In the U.K., 2018 has been a year of celebration for women. Why might you ask? Well, 2018 is the centenary since women were granted the right to vote in the U.K.
As a side note, it is important to preface that not all women were granted the right to vote at this time, it was mostly wealthy (and let’s face it – white) women, but it was a major step towards universal suffrage.
Now with all these events happening to celebrate this momentous occasion. I started thinking about women in history and how our perception is really dictated by how books, movies, and TV shows depict them.
I came to this realisation while watching the Netflix Original Series, The Alienist. One of the main characters – Sara Howard, played by Dakota Fanning, is the first woman to be hired by the police department in late 19th century New York. She is an heiress who went to university and has managed to get a job as a secretary for the police commissioner – who just so happens to be Theodore Roosevelt (future President of the United States!).
Although the show isn’t really about her, she allows the plot to address several issues of sexism and misogyny that would have been present during that period. She is unmarried, childless, and makes her job a priority. This alienates (ha!) her from her peers and makes her vulnerable in a male dominated world. The American Suffragettes even make a cameo!

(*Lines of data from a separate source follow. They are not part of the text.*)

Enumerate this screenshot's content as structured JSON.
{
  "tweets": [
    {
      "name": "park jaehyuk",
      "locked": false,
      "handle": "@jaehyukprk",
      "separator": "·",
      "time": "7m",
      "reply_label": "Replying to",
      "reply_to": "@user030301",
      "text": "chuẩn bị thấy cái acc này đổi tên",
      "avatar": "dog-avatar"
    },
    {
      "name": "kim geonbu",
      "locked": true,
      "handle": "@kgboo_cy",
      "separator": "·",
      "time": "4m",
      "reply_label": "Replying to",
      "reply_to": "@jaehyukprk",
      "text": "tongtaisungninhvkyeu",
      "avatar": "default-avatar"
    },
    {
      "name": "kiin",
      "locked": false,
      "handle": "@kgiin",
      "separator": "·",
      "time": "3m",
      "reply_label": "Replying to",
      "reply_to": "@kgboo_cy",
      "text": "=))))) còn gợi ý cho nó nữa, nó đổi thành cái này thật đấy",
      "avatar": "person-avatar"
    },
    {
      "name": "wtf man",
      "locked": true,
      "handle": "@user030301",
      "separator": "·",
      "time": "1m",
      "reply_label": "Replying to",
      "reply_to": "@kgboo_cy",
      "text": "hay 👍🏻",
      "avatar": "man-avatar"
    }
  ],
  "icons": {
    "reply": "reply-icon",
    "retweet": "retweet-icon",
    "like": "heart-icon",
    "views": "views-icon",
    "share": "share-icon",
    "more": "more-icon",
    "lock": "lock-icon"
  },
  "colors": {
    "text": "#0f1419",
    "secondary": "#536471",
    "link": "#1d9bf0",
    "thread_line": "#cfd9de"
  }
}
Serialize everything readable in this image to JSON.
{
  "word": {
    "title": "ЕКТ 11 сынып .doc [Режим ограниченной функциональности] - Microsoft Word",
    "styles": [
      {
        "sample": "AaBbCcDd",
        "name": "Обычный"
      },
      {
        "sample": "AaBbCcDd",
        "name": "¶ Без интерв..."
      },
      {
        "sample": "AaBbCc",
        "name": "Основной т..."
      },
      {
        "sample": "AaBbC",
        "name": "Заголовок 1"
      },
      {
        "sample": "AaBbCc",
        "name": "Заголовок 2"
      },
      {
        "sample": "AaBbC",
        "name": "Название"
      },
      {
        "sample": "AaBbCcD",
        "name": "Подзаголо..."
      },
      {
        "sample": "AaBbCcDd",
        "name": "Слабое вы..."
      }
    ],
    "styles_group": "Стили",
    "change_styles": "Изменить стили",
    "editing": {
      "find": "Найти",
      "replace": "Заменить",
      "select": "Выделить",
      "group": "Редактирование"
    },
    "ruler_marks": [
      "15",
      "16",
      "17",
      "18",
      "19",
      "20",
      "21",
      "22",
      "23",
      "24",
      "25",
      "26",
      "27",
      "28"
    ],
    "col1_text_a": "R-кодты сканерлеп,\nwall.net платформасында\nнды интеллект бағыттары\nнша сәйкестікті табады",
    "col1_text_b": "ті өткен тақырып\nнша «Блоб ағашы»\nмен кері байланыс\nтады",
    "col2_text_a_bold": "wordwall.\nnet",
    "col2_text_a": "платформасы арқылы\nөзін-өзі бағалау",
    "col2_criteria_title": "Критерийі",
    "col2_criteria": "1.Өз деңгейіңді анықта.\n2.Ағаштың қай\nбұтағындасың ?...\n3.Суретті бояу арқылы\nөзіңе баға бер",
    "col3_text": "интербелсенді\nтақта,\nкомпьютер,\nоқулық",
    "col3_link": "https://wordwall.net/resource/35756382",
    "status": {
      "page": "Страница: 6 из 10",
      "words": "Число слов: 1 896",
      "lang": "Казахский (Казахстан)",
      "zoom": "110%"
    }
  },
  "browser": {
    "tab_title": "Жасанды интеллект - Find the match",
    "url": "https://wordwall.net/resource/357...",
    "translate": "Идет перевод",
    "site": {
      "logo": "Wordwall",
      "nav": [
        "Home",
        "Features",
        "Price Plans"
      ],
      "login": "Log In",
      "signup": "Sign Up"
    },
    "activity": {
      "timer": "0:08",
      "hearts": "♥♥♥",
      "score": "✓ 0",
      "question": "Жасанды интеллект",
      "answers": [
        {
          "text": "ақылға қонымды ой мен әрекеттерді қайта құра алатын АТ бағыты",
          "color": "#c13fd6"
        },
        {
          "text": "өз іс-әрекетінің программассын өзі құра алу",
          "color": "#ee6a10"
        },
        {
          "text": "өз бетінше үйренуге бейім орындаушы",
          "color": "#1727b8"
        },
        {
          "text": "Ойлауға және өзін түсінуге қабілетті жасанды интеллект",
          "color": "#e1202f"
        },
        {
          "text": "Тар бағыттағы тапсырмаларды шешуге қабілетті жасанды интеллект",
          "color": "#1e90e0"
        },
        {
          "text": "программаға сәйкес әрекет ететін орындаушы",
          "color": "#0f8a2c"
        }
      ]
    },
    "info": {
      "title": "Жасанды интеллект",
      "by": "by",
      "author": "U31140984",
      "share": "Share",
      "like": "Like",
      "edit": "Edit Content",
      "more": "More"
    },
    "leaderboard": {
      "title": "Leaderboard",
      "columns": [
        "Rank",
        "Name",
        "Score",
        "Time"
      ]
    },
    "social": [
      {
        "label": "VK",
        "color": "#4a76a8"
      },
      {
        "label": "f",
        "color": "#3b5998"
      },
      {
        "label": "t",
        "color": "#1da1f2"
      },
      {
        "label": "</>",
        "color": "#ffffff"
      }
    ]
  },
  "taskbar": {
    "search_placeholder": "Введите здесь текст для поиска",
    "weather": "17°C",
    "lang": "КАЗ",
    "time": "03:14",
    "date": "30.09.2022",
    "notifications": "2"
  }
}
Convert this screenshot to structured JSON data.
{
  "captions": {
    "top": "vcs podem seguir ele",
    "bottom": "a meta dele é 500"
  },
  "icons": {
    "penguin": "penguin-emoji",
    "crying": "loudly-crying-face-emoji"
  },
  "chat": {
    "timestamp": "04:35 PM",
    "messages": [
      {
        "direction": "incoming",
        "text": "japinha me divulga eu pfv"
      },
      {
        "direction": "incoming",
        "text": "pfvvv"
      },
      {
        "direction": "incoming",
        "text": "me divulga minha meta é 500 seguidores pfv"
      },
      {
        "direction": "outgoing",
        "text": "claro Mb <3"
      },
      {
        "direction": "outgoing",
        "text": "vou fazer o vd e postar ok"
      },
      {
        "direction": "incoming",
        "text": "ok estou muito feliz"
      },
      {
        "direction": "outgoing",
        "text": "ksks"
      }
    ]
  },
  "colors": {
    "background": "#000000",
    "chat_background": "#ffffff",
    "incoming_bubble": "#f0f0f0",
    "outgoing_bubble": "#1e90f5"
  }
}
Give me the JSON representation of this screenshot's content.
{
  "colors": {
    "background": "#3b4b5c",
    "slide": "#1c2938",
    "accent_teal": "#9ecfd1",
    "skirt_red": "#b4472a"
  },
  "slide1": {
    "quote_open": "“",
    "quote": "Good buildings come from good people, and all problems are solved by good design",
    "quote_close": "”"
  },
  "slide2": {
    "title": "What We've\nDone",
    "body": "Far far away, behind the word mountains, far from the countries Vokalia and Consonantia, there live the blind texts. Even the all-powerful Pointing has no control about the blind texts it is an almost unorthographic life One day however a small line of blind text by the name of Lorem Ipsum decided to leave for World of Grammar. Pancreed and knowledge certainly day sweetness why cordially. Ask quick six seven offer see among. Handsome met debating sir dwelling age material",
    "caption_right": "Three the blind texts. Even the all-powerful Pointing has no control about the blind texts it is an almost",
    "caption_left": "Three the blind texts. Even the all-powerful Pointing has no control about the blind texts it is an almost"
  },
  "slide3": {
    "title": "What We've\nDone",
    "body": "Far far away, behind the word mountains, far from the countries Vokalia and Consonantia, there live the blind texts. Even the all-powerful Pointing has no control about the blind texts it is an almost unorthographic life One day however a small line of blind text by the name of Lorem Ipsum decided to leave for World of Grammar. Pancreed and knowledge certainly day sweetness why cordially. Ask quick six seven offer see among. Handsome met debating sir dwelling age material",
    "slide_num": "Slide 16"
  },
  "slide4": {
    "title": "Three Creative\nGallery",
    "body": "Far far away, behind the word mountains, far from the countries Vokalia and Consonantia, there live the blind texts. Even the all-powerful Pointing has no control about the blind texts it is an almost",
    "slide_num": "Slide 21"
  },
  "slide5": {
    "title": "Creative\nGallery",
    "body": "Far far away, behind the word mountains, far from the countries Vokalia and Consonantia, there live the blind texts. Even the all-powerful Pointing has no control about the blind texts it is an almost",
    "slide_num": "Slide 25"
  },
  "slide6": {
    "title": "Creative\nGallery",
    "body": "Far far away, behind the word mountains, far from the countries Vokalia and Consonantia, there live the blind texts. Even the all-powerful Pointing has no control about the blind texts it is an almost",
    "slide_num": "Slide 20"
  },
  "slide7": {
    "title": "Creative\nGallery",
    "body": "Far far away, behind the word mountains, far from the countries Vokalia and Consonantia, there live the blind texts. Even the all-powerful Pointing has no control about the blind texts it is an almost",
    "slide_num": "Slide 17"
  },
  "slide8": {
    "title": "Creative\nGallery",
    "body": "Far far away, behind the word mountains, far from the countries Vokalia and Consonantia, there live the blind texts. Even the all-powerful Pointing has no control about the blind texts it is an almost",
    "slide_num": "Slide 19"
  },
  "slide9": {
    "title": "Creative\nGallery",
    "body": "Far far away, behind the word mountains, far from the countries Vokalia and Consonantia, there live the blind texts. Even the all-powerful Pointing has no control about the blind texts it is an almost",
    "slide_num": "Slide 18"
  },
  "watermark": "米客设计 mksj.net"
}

While I was watching her subplot, I came to realise that we don’t really know 100% how women actually lived throughout history. Sure, we have documents and pictures, but most account of daily lives were written by men. This is a common theme due to more men getting educated and having the resources to publish material.
The most prevalent writer of history, the Catholic Church, has a definite spin on the events of history and women’s place in it.
So how do we rectify this? More research needs to be made, of course, but also bringing the stories of women into the media. Real women who take their rightful place in history. Not just as the wives and daughters of men, but their own realised personas. It’s funny how entertainment echoes this problem.
I’d like to participate and help with this problem by telling stories about the women in history, but I don’t know where to start. This is where you come in. Let me know who your favourite women are in history!